Communism in Poland
||This article includes a list of references, related reading or external links, but its sources remain unclear because it lacks inline citations. (July 2015) (Learn how and when to remove this template message)|
|Part of a series on|
Communism in Poland can trace its origins to the late 19th century: the Marxist First Proletariat party was founded in 1882. Rosa Luxemburg (1871–1919) of the SDKPiL party and the publicist Stanisław Brzozowski (1878–1911) were important early Polish Marxists.
During the interwar period in the Second Polish Republic, Polish communists formed the Communist Party of Poland (KPP). Most of the KPP leaders and activists perished during Joseph Stalin's Great Purge in the 1930s and the Party was abolished by the Comintern in 1938.
In 1942 the Polish Workers' Party (PPR), a new Polish communist party, was established in Nazi-occupied Poland and was soon led by Władysław Gomułka. In Moscow the Union of Polish Patriots was set-up with Stalin's support as a rival communist center. As Nazi Germany was being defeated, the Polish communists cooperated with the Soviet Union, in opposition to the Polish government-in-exile, in order to establish a Soviet-dependent Polish state. This led to the creation of the Polish People's Republic and, after the fusion of the PPR with the Polish Socialist Party (PPS), the Polish United Workers' Party (PZPR). In post-World War II Poland, the Polish communists could count on limited popular support and their staying in power depended on the support of their Soviet allies.
There were also repeated attempts by some Polish academics and philosophers, including Leszek Kołakowski, Tadeusz Kotarbiński, Kazimierz Ajdukiewicz and Stanisław Ossowski to develop, as part of the revisionist movement, a form of "Polish Marxism'". While their efforts to create a bridge between Poland's history and the Marxist ideology were mildly successful, especially in comparison to similar attempts in other countries of the Eastern Bloc, they have been stifled by the regime's unwillingness to risk stepping too far in the reformist direction.
In post-1989 democratic Poland, declared communists have had a minimal impact on the political and economical life of the country.
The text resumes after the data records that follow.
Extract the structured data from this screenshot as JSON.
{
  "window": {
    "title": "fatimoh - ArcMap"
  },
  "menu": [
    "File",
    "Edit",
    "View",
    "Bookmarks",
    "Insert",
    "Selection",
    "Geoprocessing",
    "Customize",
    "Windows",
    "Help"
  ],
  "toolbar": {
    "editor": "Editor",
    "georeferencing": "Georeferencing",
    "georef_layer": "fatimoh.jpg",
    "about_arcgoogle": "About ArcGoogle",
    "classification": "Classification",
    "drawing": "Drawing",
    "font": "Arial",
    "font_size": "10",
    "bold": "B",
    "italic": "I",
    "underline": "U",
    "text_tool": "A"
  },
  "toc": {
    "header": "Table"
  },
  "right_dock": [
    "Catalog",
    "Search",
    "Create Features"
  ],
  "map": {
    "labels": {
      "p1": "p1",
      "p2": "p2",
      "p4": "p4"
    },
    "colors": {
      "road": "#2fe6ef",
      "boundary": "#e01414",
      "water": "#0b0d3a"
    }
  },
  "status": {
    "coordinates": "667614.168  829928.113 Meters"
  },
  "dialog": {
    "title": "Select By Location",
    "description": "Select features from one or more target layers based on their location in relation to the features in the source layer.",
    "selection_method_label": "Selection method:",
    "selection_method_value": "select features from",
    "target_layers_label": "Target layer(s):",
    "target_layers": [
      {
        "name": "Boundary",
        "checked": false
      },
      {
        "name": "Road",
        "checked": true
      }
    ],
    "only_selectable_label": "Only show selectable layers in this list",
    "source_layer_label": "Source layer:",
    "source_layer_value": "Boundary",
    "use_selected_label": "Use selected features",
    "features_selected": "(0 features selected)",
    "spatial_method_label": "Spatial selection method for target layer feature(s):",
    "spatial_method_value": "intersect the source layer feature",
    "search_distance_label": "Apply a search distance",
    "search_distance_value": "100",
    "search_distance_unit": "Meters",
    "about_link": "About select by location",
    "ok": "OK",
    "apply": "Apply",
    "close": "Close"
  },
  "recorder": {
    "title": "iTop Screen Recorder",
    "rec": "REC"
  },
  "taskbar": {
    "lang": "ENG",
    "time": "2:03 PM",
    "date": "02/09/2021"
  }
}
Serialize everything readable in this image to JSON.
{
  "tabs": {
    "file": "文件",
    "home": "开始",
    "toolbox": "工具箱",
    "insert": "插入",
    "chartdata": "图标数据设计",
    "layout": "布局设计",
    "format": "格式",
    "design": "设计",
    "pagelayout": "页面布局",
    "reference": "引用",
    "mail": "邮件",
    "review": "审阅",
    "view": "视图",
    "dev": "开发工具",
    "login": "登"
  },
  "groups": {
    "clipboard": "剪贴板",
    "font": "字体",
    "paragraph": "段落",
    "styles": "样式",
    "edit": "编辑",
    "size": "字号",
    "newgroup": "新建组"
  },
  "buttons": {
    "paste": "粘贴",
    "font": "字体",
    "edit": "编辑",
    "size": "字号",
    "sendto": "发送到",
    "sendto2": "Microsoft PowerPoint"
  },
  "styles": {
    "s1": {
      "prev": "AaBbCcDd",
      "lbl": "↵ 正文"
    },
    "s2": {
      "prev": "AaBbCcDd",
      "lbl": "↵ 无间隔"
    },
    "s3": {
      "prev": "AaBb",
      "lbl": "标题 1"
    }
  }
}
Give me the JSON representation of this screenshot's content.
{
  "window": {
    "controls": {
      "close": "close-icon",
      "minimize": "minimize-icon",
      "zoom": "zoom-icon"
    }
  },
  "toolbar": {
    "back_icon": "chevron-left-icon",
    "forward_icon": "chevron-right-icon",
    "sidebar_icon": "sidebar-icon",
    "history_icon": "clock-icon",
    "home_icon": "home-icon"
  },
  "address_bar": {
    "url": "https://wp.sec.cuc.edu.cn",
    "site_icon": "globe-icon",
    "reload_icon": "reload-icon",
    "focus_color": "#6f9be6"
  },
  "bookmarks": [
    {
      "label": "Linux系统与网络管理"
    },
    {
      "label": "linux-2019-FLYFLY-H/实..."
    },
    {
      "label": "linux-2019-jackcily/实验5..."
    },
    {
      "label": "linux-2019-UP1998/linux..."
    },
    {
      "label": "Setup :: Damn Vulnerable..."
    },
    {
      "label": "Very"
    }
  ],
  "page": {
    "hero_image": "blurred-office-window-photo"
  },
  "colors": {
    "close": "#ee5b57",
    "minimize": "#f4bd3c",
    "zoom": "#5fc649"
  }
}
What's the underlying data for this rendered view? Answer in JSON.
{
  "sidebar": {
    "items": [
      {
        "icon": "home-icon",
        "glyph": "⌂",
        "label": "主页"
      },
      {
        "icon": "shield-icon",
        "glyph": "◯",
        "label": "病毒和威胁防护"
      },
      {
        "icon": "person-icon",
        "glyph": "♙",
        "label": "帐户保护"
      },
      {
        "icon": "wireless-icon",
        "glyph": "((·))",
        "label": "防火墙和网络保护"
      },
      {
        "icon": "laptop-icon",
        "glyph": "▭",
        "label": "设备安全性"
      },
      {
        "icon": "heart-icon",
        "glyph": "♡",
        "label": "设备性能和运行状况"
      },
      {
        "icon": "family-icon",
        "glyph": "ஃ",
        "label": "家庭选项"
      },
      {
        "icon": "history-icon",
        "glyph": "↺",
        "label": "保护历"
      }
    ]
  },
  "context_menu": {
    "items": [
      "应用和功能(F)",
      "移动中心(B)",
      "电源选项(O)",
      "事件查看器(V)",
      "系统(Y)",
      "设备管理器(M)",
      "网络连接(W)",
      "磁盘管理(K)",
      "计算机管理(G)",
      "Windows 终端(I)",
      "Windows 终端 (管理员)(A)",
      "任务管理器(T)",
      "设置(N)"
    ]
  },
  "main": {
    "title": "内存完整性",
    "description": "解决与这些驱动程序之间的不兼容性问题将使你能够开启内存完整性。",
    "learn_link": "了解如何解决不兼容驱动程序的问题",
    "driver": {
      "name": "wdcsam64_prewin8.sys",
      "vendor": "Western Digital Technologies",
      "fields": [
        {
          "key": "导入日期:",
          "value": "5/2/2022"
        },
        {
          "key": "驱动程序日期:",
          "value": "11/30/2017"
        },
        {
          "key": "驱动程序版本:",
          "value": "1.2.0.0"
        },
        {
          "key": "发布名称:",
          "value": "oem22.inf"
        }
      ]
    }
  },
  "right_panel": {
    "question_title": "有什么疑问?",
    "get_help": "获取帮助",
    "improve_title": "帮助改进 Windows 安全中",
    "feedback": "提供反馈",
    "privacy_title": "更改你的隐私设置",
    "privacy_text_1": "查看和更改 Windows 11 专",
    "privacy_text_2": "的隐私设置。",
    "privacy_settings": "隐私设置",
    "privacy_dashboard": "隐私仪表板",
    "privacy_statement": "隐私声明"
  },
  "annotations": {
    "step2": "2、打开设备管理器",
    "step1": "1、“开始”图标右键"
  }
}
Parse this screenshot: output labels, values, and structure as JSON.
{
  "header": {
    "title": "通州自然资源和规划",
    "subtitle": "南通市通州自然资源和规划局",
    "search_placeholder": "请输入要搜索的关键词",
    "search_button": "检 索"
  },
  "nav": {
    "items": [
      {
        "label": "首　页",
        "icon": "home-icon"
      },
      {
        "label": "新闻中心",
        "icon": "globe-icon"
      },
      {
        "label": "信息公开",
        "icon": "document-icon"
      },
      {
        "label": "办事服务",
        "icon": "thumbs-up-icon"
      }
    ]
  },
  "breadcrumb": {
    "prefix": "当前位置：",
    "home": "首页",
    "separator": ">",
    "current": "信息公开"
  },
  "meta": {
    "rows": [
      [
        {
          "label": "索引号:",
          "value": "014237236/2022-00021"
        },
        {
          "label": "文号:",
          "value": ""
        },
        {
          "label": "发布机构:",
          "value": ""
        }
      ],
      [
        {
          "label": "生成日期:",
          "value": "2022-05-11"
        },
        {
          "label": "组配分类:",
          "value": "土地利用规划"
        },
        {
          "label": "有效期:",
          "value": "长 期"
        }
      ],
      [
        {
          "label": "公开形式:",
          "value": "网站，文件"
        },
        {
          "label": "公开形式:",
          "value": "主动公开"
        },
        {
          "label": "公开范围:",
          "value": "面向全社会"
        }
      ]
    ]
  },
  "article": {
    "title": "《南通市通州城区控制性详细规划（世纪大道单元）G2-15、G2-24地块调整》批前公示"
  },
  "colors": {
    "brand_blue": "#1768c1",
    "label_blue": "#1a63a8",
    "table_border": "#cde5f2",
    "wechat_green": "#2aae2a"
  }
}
However, former communists, including members of the Politburo of the PZPR, remained active on the political scene after the systemic transition and some were democratically elected to top national leadership positions (e.g. Aleksander Kwaśniewski, who was a two-term president of the Polish Republic). Their center-left party, the Democratic Left Alliance (SLD), was one of the major political parties in Poland and was represented in the Polish Sejm (national parliament) until 2015. The influence of the so-called post-communists on the formation of the present democratic Constitution of Poland was essential.
- Keith John Lepak, Prelude to Solidarity, Columbia University Press, 1988, ISBN 0-231-06608-2, Google Print, p.19+
|This Polish politics-related article is a stub. You can help Wikipedia by expanding it.|